**Goal of the exercise:**
Quote every line below exactly as it reads.

(Page and application data records)
******

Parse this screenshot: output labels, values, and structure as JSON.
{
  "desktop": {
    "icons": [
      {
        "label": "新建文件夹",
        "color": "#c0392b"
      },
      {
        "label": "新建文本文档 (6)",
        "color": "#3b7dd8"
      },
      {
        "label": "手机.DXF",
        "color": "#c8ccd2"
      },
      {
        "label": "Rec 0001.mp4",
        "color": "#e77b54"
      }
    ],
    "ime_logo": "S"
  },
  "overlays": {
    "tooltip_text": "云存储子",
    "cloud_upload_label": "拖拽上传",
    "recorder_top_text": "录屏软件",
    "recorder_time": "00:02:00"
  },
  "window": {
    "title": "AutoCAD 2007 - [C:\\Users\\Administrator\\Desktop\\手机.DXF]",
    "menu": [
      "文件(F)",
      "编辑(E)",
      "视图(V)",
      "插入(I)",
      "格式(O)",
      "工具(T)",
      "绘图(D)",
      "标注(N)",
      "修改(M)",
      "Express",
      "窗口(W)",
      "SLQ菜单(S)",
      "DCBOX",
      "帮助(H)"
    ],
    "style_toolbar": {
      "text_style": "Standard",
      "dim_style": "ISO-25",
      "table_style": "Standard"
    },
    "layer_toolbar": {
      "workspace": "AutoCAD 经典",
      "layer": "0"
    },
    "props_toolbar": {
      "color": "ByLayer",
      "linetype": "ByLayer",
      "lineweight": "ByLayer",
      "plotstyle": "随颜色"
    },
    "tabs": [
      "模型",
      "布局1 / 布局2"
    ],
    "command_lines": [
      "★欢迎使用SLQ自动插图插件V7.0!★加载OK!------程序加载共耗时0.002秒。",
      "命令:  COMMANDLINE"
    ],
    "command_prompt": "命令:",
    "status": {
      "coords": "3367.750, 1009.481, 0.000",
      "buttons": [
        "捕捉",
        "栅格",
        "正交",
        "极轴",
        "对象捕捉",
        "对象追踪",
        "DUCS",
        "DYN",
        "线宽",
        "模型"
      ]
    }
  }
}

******

**Solution for this exercise:**
Parse this screenshot: output labels, values, and structure as JSON.
{
  "desktop": {
    "icons": [
      {
        "label": "新建文件夹",
        "color": "#c0392b"
      },
      {
        "label": "新建文本文档 (6)",
        "color": "#3b7dd8"
      },
      {
        "label": "手机.DXF",
        "color": "#c8ccd2"
      },
      {
        "label": "Rec 0001.mp4",
        "color": "#e77b54"
      }
    ],
    "ime_logo": "S"
  },
  "overlays": {
    "tooltip_text": "云存储子",
    "cloud_upload_label": "拖拽上传",
    "recorder_top_text": "录屏软件",
    "recorder_time": "00:02:00"
  },
  "window": {
    "title": "AutoCAD 2007 - [C:\\Users\\Administrator\\Desktop\\手机.DXF]",
    "menu": [
      "文件(F)",
      "编辑(E)",
      "视图(V)",
      "插入(I)",
      "格式(O)",
      "工具(T)",
      "绘图(D)",
      "标注(N)",
      "修改(M)",
      "Express",
      "窗口(W)",
      "SLQ菜单(S)",
      "DCBOX",
      "帮助(H)"
    ],
    "style_toolbar": {
      "text_style": "Standard",
      "dim_style": "ISO-25",
      "table_style": "Standard"
    },
    "layer_toolbar": {
      "workspace": "AutoCAD 经典",
      "layer": "0"
    },
    "props_toolbar": {
      "color": "ByLayer",
      "linetype": "ByLayer",
      "lineweight": "ByLayer",
      "plotstyle": "随颜色"
    },
    "tabs": [
      "模型",
      "布局1 / 布局2"
    ],
    "command_lines": [
      "★欢迎使用SLQ自动插图插件V7.0!★加载OK!------程序加载共耗时0.002秒。",
      "命令:  COMMANDLINE"
    ],
    "command_prompt": "命令:",
    "status": {
      "coords": "3367.750, 1009.481, 0.000",
      "buttons": [
        "捕捉",
        "栅格",
        "正交",
        "极轴",
        "对象捕捉",
        "对象追踪",
        "DUCS",
        "DYN",
        "线宽",
        "模型"
      ]
    }
  }
}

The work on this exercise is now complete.